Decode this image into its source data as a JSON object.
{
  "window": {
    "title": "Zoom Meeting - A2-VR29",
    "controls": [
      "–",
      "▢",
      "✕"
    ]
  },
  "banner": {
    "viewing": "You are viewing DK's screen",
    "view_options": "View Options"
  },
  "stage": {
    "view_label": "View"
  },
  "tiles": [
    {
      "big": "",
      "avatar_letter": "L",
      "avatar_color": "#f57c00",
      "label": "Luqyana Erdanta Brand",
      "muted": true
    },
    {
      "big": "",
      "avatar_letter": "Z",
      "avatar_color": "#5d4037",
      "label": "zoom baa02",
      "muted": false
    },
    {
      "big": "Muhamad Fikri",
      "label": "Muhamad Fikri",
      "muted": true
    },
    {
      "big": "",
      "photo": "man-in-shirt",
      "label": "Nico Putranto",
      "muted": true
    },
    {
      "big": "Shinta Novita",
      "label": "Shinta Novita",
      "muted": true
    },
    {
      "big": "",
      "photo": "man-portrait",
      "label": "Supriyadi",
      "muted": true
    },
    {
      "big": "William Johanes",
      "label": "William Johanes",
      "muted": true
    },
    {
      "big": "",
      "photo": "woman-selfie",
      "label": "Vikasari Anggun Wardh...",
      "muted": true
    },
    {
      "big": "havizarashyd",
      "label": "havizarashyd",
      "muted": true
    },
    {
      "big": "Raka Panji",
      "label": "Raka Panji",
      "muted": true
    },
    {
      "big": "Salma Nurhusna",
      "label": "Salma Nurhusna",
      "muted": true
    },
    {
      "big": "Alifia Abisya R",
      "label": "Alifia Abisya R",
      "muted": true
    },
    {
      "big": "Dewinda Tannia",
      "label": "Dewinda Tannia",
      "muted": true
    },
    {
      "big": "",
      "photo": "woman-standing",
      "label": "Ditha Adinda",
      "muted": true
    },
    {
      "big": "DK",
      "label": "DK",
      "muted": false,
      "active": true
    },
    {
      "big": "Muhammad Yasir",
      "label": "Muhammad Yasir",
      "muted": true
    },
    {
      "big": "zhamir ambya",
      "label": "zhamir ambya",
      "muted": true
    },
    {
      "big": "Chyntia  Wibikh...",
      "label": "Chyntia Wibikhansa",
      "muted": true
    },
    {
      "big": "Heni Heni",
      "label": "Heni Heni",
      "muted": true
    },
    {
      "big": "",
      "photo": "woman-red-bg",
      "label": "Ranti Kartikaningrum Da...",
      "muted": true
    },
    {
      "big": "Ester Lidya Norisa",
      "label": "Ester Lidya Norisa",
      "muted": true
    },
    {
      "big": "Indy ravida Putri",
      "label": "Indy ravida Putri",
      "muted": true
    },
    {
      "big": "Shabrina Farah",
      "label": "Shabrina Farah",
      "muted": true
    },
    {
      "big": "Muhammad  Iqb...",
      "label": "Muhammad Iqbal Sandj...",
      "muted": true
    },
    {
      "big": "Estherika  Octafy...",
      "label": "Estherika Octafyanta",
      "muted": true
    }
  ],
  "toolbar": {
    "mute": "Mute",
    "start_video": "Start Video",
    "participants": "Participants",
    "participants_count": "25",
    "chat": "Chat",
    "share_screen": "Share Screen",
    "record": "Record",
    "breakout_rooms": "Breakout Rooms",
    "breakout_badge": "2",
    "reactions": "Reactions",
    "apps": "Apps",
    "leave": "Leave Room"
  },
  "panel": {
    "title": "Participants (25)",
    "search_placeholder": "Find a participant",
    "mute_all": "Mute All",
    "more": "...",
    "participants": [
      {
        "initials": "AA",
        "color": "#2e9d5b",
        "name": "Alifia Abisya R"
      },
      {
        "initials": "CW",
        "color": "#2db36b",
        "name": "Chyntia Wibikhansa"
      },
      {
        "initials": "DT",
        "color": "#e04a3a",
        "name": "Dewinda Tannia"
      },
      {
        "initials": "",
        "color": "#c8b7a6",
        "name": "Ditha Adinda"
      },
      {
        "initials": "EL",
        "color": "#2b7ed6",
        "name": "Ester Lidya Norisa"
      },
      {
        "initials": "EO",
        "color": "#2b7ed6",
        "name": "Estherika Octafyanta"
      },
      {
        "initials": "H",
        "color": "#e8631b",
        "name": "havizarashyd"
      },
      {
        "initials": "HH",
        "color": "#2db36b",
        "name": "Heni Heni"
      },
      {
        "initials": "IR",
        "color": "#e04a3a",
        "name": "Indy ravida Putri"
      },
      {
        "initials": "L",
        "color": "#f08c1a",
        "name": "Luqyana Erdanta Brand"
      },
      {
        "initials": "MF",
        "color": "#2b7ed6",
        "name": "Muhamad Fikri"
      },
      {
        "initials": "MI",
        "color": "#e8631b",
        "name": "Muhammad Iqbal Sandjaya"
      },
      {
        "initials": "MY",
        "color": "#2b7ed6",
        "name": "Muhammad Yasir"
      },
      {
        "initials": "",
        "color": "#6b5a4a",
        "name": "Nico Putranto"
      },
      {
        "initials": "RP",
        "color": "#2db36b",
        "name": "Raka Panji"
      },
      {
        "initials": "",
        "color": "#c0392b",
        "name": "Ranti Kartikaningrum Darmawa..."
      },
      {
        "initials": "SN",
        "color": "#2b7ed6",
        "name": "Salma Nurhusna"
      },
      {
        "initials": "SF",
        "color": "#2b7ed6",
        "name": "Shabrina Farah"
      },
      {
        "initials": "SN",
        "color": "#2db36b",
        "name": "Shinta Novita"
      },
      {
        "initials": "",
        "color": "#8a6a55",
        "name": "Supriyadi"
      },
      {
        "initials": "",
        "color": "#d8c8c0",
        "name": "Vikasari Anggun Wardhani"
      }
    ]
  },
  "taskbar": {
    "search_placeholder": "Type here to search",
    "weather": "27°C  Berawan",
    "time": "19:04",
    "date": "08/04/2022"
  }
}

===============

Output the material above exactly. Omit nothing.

*TASK SOLUTION:*
Decode this image into its source data as a JSON object.
{
  "window": {
    "title": "Zoom Meeting - A2-VR29",
    "controls": [
      "–",
      "▢",
      "✕"
    ]
  },
  "banner": {
    "viewing": "You are viewing DK's screen",
    "view_options": "View Options"
  },
  "stage": {
    "view_label": "View"
  },
  "tiles": [
    {
      "big": "",
      "avatar_letter": "L",
      "avatar_color": "#f57c00",
      "label": "Luqyana Erdanta Brand",
      "muted": true
    },
    {
      "big": "",
      "avatar_letter": "Z",
      "avatar_color": "#5d4037",
      "label": "zoom baa02",
      "muted": false
    },
    {
      "big": "Muhamad Fikri",
      "label": "Muhamad Fikri",
      "muted": true
    },
    {
      "big": "",
      "photo": "man-in-shirt",
      "label": "Nico Putranto",
      "muted": true
    },
    {
      "big": "Shinta Novita",
      "label": "Shinta Novita",
      "muted": true
    },
    {
      "big": "",
      "photo": "man-portrait",
      "label": "Supriyadi",
      "muted": true
    },
    {
      "big": "William Johanes",
      "label": "William Johanes",
      "muted": true
    },
    {
      "big": "",
      "photo": "woman-selfie",
      "label": "Vikasari Anggun Wardh...",
      "muted": true
    },
    {
      "big": "havizarashyd",
      "label": "havizarashyd",
      "muted": true
    },
    {
      "big": "Raka Panji",
      "label": "Raka Panji",
      "muted": true
    },
    {
      "big": "Salma Nurhusna",
      "label": "Salma Nurhusna",
      "muted": true
    },
    {
      "big": "Alifia Abisya R",
      "label": "Alifia Abisya R",
      "muted": true
    },
    {
      "big": "Dewinda Tannia",
      "label": "Dewinda Tannia",
      "muted": true
    },
    {
      "big": "",
      "photo": "woman-standing",
      "label": "Ditha Adinda",
      "muted": true
    },
    {
      "big": "DK",
      "label": "DK",
      "muted": false,
      "active": true
    },
    {
      "big": "Muhammad Yasir",
      "label": "Muhammad Yasir",
      "muted": true
    },
    {
      "big": "zhamir ambya",
      "label": "zhamir ambya",
      "muted": true
    },
    {
      "big": "Chyntia  Wibikh...",
      "label": "Chyntia Wibikhansa",
      "muted": true
    },
    {
      "big": "Heni Heni",
      "label": "Heni Heni",
      "muted": true
    },
    {
      "big": "",
      "photo": "woman-red-bg",
      "label": "Ranti Kartikaningrum Da...",
      "muted": true
    },
    {
      "big": "Ester Lidya Norisa",
      "label": "Ester Lidya Norisa",
      "muted": true
    },
    {
      "big": "Indy ravida Putri",
      "label": "Indy ravida Putri",
      "muted": true
    },
    {
      "big": "Shabrina Farah",
      "label": "Shabrina Farah",
      "muted": true
    },
    {
      "big": "Muhammad  Iqb...",
      "label": "Muhammad Iqbal Sandj...",
      "muted": true
    },
    {
      "big": "Estherika  Octafy...",
      "label": "Estherika Octafyanta",
      "muted": true
    }
  ],
  "toolbar": {
    "mute": "Mute",
    "start_video": "Start Video",
    "participants": "Participants",
    "participants_count": "25",
    "chat": "Chat",
    "share_screen": "Share Screen",
    "record": "Record",
    "breakout_rooms": "Breakout Rooms",
    "breakout_badge": "2",
    "reactions": "Reactions",
    "apps": "Apps",
    "leave": "Leave Room"
  },
  "panel": {
    "title": "Participants (25)",
    "search_placeholder": "Find a participant",
    "mute_all": "Mute All",
    "more": "...",
    "participants": [
      {
        "initials": "AA",
        "color": "#2e9d5b",
        "name": "Alifia Abisya R"
      },
      {
        "initials": "CW",
        "color": "#2db36b",
        "name": "Chyntia Wibikhansa"
      },
      {
        "initials": "DT",
        "color": "#e04a3a",
        "name": "Dewinda Tannia"
      },
      {
        "initials": "",
        "color": "#c8b7a6",
        "name": "Ditha Adinda"
      },
      {
        "initials": "EL",
        "color": "#2b7ed6",
        "name": "Ester Lidya Norisa"
      },
      {
        "initials": "EO",
        "color": "#2b7ed6",
        "name": "Estherika Octafyanta"
      },
      {
        "initials": "H",
        "color": "#e8631b",
        "name": "havizarashyd"
      },
      {
        "initials": "HH",
        "color": "#2db36b",
        "name": "Heni Heni"
      },
      {
        "initials": "IR",
        "color": "#e04a3a",
        "name": "Indy ravida Putri"
      },
      {
        "initials": "L",
        "color": "#f08c1a",
        "name": "Luqyana Erdanta Brand"
      },
      {
        "initials": "MF",
        "color": "#2b7ed6",
        "name": "Muhamad Fikri"
      },
      {
        "initials": "MI",
        "color": "#e8631b",
        "name": "Muhammad Iqbal Sandjaya"
      },
      {
        "initials": "MY",
        "color": "#2b7ed6",
        "name": "Muhammad Yasir"
      },
      {
        "initials": "",
        "color": "#6b5a4a",
        "name": "Nico Putranto"
      },
      {
        "initials": "RP",
        "color": "#2db36b",
        "name": "Raka Panji"
      },
      {
        "initials": "",
        "color": "#c0392b",
        "name": "Ranti Kartikaningrum Darmawa..."
      },
      {
        "initials": "SN",
        "color": "#2b7ed6",
        "name": "Salma Nurhusna"
      },
      {
        "initials": "SF",
        "color": "#2b7ed6",
        "name": "Shabrina Farah"
      },
      {
        "initials": "SN",
        "color": "#2db36b",
        "name": "Shinta Novita"
      },
      {
        "initials": "",
        "color": "#8a6a55",
        "name": "Supriyadi"
      },
      {
        "initials": "",
        "color": "#d8c8c0",
        "name": "Vikasari Anggun Wardhani"
      }
    ]
  },
  "taskbar": {
    "search_placeholder": "Type here to search",
    "weather": "27°C  Berawan",
    "time": "19:04",
    "date": "08/04/2022"
  }
}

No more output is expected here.